___ SOURCE INFORMATION

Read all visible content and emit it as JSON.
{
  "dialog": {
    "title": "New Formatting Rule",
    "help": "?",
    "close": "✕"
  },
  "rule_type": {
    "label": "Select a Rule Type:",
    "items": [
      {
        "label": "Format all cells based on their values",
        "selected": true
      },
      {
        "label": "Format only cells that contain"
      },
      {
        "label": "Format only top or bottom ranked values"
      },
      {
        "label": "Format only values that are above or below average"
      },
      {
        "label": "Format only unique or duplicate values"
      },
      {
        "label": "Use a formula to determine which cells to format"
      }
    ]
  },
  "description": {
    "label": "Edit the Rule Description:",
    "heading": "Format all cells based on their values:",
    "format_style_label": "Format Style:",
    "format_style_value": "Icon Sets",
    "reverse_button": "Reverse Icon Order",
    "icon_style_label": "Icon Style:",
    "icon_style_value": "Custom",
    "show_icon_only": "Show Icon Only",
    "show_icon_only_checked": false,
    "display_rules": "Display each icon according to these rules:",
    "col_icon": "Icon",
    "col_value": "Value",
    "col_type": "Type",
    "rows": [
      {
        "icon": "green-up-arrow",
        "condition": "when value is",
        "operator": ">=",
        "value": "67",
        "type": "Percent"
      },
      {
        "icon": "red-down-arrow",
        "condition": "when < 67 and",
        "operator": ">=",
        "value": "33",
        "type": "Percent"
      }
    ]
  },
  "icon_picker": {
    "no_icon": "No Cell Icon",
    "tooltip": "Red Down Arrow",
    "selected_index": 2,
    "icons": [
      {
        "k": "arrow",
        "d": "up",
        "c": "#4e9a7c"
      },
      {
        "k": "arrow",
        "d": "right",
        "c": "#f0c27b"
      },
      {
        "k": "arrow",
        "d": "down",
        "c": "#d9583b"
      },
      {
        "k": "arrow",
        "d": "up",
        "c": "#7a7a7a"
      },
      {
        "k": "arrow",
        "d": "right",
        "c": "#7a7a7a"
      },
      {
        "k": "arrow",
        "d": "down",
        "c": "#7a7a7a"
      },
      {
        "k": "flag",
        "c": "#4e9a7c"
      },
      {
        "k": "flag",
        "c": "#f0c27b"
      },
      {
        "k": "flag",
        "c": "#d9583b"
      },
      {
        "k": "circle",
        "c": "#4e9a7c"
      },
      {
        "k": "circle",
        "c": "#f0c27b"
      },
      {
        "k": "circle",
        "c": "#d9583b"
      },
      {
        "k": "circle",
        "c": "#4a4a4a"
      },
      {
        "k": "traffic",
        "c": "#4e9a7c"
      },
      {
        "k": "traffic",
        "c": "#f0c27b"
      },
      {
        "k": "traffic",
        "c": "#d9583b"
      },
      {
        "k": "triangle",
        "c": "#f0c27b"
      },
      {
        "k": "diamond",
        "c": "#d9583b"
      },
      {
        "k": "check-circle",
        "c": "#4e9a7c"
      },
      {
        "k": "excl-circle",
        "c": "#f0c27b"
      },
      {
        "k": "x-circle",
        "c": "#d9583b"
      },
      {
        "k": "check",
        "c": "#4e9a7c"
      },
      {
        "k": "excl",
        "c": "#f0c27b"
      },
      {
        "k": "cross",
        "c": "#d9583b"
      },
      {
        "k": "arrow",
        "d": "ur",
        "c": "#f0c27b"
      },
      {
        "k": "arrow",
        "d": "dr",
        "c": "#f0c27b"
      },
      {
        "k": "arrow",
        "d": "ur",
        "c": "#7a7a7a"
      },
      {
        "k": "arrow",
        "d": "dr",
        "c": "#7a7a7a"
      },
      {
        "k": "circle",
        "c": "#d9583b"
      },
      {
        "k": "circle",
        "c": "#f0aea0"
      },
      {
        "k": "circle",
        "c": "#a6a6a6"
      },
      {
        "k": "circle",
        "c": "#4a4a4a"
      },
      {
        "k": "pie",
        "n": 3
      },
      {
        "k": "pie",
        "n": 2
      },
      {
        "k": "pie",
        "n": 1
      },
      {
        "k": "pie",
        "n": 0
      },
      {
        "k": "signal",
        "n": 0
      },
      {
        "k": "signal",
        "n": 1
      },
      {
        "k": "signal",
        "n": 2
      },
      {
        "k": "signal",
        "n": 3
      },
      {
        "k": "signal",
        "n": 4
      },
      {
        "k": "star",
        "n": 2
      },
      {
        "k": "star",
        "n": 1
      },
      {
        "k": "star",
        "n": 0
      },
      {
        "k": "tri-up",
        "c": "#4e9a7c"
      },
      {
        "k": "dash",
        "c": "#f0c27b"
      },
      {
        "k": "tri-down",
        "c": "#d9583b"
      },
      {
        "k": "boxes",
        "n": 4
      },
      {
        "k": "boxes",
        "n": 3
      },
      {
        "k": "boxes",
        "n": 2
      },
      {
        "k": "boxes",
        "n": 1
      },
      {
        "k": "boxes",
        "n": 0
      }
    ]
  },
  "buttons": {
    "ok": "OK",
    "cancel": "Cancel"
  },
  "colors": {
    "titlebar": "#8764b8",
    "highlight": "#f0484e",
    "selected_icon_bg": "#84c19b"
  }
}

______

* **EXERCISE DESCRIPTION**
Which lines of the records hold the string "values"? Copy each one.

* **FINISHED TASK**
        "label": "Format all cells based on their values",
        "label": "Format only top or bottom ranked values"
        "label": "Format only values that are above or below average"
        "label": "Format only unique or duplicate values"
    "heading": "Format all cells based on their values:",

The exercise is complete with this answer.